The novel combines my great love of Shakespeare (my wife and I were married in full Elizabethan garb and honeymooned at the Utah Shakespeare Festival) and my love of history.
The adaptability of Shakespeare’s stories to each new generation is at the heart of his longevity and continued literary dominance. He not only the writer at the center of English literature, his stories continue to have ‘legs’. Stage productions, movies, and books are constantly adapting him. (One of my favorite directors, Josh Whedon, has a brand new film production of Much Ado About Nothing.) Extending that history of adaptation into the steampunk sci-fi and alternative history sub-genres couldn’t have been a more natural fit.
3. What exactly is Steam Punk and how does it differ from other spec fiction genres?
Steampunk harkens back to an idealized Victorian age before the widespread introduction of electricity and the subsequent inventions that have changed the world. It substitutes steam power and clockwork for electrical power in imagining what the shape of inventions would be.
4. What are the top 3 steam punk books & movies (in addition to yours, of course) would you recommend for someone new to the genre?
I was introduced to Steampunk via Scott Westerfeld’s Leviathan series, which is a wonderful start. The TV series (and subsequent reboot movie) Wild Wild West, and the two recent Sherlock Holmes movies, are good examples of the way Hollywood continues to mine the genre.
5. What books did you enjoy reading when you were younger? Have any of them influenced you as a writer?
From an early age I was a voracious consumer of sci-fi, in the Golden Age of Asimov, Heinlein, and Bradbury, etc. When Orson Scott Card (Ender's Game) hit his stride I became a big fan, to the extent that I ran one of the earliest fan websites and email lists. The email list continues to this day, though it has morphed into a Facebook group. The thoughtful examinations of characters’ inner lives draw me to Card, who eschews the space age gadgetry of my earlier idols.
6. What can we expect from you in the future?I am polishing up my short story Ganesh for submission to the Xchyler Publishing steampunk anthology Around the World in 80 Days. Fans of AMNS will enjoy the back-story of one of AMNS’s more imaginative characters.
AMNS actually elbowed its way in front of a longer-term Work In Progress by the name of Dragon Moon, which is also under contract with Hamilton Springs Press and is pending the creation of an ‘imprint’ specific to sci-fi and techno-action. DM is a techno-thriller and not a perfect fit for the Xchyler Publishing imprint, which focuses on fantasy, paranormal, and steampunk. Dragon Moon is a cautionary tale of what happens when the International Space Station partners rest on their Space Race laurels and let newcomer nations take up the slack.

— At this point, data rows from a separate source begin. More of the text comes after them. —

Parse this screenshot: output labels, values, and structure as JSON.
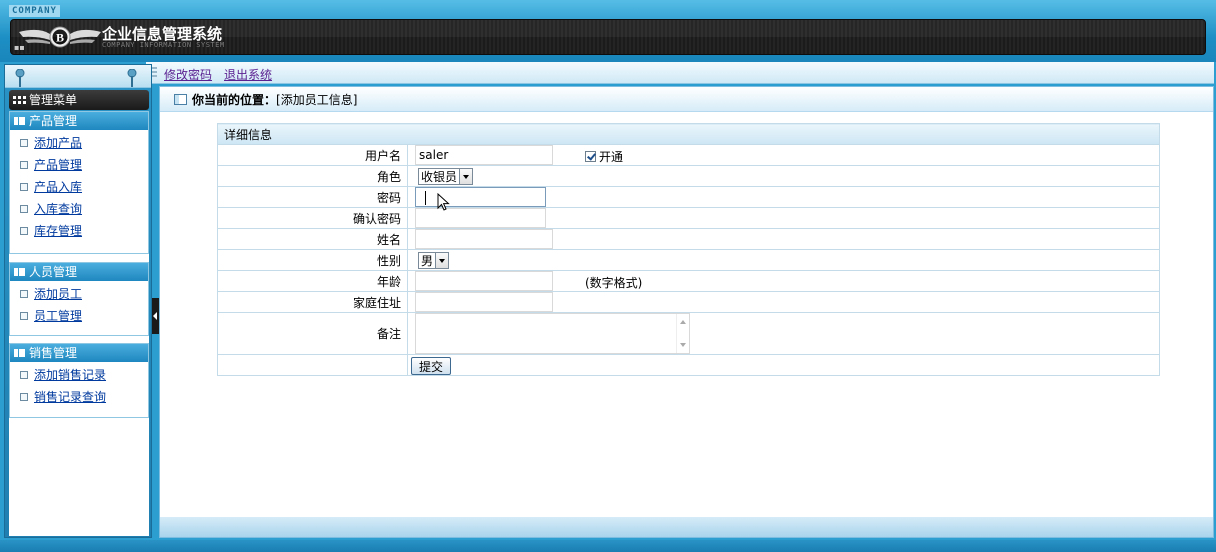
{
  "header": {
    "company_tag": "COMPANY",
    "system_title": "企业信息管理系统",
    "system_subtitle": "COMPANY INFORMATION SYSTEM"
  },
  "topnav": {
    "change_password": "修改密码",
    "logout": "退出系统"
  },
  "sidebar": {
    "menu_title": "管理菜单",
    "groups": [
      {
        "title": "产品管理",
        "items": [
          "添加产品",
          "产品管理",
          "产品入库",
          "入库查询",
          "库存管理"
        ]
      },
      {
        "title": "人员管理",
        "items": [
          "添加员工",
          "员工管理"
        ]
      },
      {
        "title": "销售管理",
        "items": [
          "添加销售记录",
          "销售记录查询"
        ]
      }
    ]
  },
  "breadcrumb": {
    "label": "你当前的位置：",
    "value": "[添加员工信息]"
  },
  "form": {
    "section_title": "详细信息",
    "username_label": "用户名",
    "username_value": "saler",
    "enabled_label": "开通",
    "role_label": "角色",
    "role_value": "收银员",
    "password_label": "密码",
    "confirm_password_label": "确认密码",
    "name_label": "姓名",
    "gender_label": "性别",
    "gender_value": "男",
    "age_label": "年龄",
    "age_hint": "(数字格式)",
    "address_label": "家庭住址",
    "remark_label": "备注",
    "submit_label": "提交"
  },
  "colors": {
    "frame_blue": "#2d9ed0",
    "title_bar_dark": "#1b1b1b",
    "link_blue": "#003a9e",
    "link_purple": "#5b2191"
  }
}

Scott Tarbet is giving away one copy of A MIDSUMMER NIGHT'S STEAMPUNK.
To enter just fill out the rafflecopter form below.
U.S. residents only, please.
This giveaway will end on Friday, 12/6.